Overnight in Montagu, Montagu Country Inn
Day 9, Montagu – Stellenbosch (Winelands), km 200
Today we will visit the famous Cape Winelands. Spectacular mountain passes will take us first to Franschhoek and further to the 2. oldest Town in South Africa: Stellenbosch. After Check Inn, we will visit a wine farm and enjoy a wine tasting. The beginnings of the viticulture at the Cape stem from the 17th century. Dutch and especially French settlers brought the know-how and quickly gained excellent results in the sunny and fertile valleys around Stellenbosch, Paarl and Franschhoek. This is still today the heartland of wine production, but nowadays good wines also come from the Breede River, the Overberg, the Swartland and even from the Cedarberg. Many small wine farmers have joined together to form big co-operatives, the largest being the KWV - Kooperatiewe Wijnbouers Vereeniging. Other vintners have been able to survive as family businesses and many of them are well-known overseas as well. For example, the Nederburg label goes back to the year 1792. Their top wines win medals world-wide. Stellenbosch, the second oldest town in South Africa, was developed from a settlement of Dutch immigrants to whom arable land on the banks of the Eerste Rivier (first river) was given. The first govenor of the Cape, Simon van der Stel, called a small island in the Eerste Rivier where he and his men had made a camp in 1679, Stellenbosch, meaning Stel's bush.

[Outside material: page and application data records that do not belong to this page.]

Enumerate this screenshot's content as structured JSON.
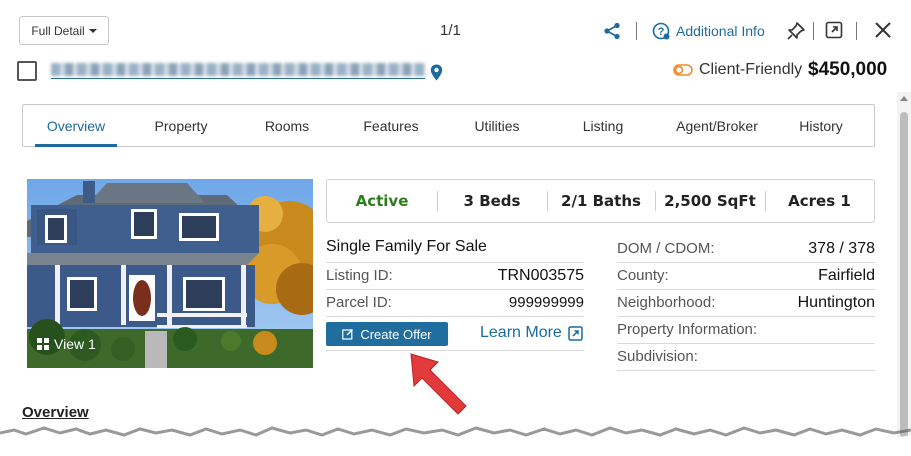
{
  "header": {
    "view_dropdown": "Full Detail",
    "pager": "1/1",
    "additional_info": "Additional Info"
  },
  "listing": {
    "client_friendly": "Client-Friendly",
    "price": "$450,000"
  },
  "tabs": [
    {
      "label": "Overview",
      "active": true
    },
    {
      "label": "Property"
    },
    {
      "label": "Rooms"
    },
    {
      "label": "Features"
    },
    {
      "label": "Utilities"
    },
    {
      "label": "Listing"
    },
    {
      "label": "Agent/Broker"
    },
    {
      "label": "History"
    }
  ],
  "photo": {
    "view_label": "View 1"
  },
  "stats": {
    "status": "Active",
    "beds": "3 Beds",
    "baths": "2/1 Baths",
    "sqft": "2,500 SqFt",
    "acres": "Acres 1"
  },
  "details_left": {
    "type": "Single Family For Sale",
    "listing_id_label": "Listing ID:",
    "listing_id": "TRN003575",
    "parcel_id_label": "Parcel ID:",
    "parcel_id": "999999999",
    "create_offer": "Create Offer",
    "learn_more": "Learn More"
  },
  "details_right": {
    "dom_label": "DOM / CDOM:",
    "dom_value": "378 / 378",
    "county_label": "County:",
    "county_value": "Fairfield",
    "neighborhood_label": "Neighborhood:",
    "neighborhood_value": "Huntington",
    "property_info_label": "Property Information:",
    "subdivision_label": "Subdivision:"
  },
  "overview": {
    "heading": "Overview"
  },
  "colors": {
    "accent": "#1c6a9e",
    "active_status": "#2e7d1c",
    "button": "#1f6e9f",
    "annotation_arrow": "#e23a3a",
    "toggle": "#f08c2a"
  },
  "icons": [
    "share-icon",
    "help-circle-icon",
    "pin-icon",
    "popout-icon",
    "close-icon",
    "map-pin-icon",
    "toggle-icon",
    "grid-icon",
    "edit-icon",
    "external-link-icon"
  ]
}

Overnight in Stellenbosch, Stellenbosch Hotel
Day 10, Stellenbosch – Clanwilliam, km 250
Clanwilliam is one of the oldest towns in South Africa. In 1732, the Voortrekkers, the first Dutch farmers, settled along the Olifants River and in 1820, the English administration of the Cape established a Magistrate's Court here. In the beginning, the settlement grew very slowly, and a fire in 1901 destroyed almost all of the houses. Today, Clanwilliam is a flourishing town and the centre of Rooibos tea production which grows exclusively in the sandy valleys of the Cedarberg. It is being centrally marketed in Clanwilliam. Wine and citrus is also grown here. The fertile soil could only be intensively used, after a dam was constructed at the lower Olifants River. Its water runs through a wide-spread canal system to the fields.
Overnight Clanwiliam, Strassbergers Hotel

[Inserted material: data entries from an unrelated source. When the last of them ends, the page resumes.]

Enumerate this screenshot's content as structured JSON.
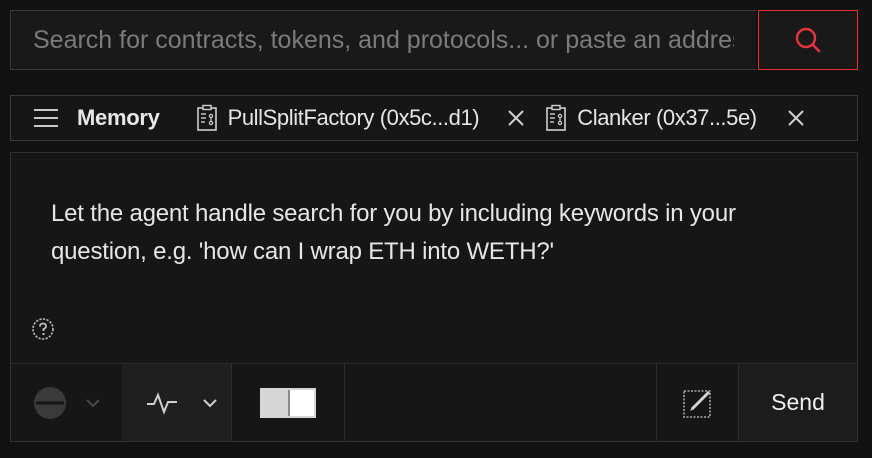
{
  "search": {
    "placeholder": "Search for contracts, tokens, and protocols... or paste an address",
    "value": ""
  },
  "tabs": {
    "memory_label": "Memory",
    "items": [
      {
        "label": "PullSplitFactory (0x5c...d1)"
      },
      {
        "label": "Clanker (0x37...5e)"
      }
    ]
  },
  "chat": {
    "hint": "Let the agent handle search for you by including keywords in your question, e.g. 'how can I wrap ETH into WETH?'",
    "send_label": "Send"
  },
  "colors": {
    "accent": "#e5333b",
    "background": "#121212",
    "panel": "#161616"
  },
  "icons": {
    "search": "search-icon",
    "menu": "menu-icon",
    "contract": "contract-icon",
    "close": "close-icon",
    "help": "help-icon",
    "activity": "activity-icon",
    "edit": "edit-icon"
  }
}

Day 11, Clanwilliam – West Coast – Cape Town, km 250
Today we head back to Cape Town via the West Coast. The West Coast National Park near Langebaan, south of the industrial port of Saldanha was created in 1985 to protect the coastal environment from d estruction. A large part of the lagoon of Langebaan belongs to the park, which protects about 30,000 hectares of coastal vegetation from destruction. In the expansive swamps of the lagoon, 250 bird species make their nests: including oystercatchers, cormorants, gannets, flamingos, seagulls and many other sea birds.
In the afternoon we return the bikes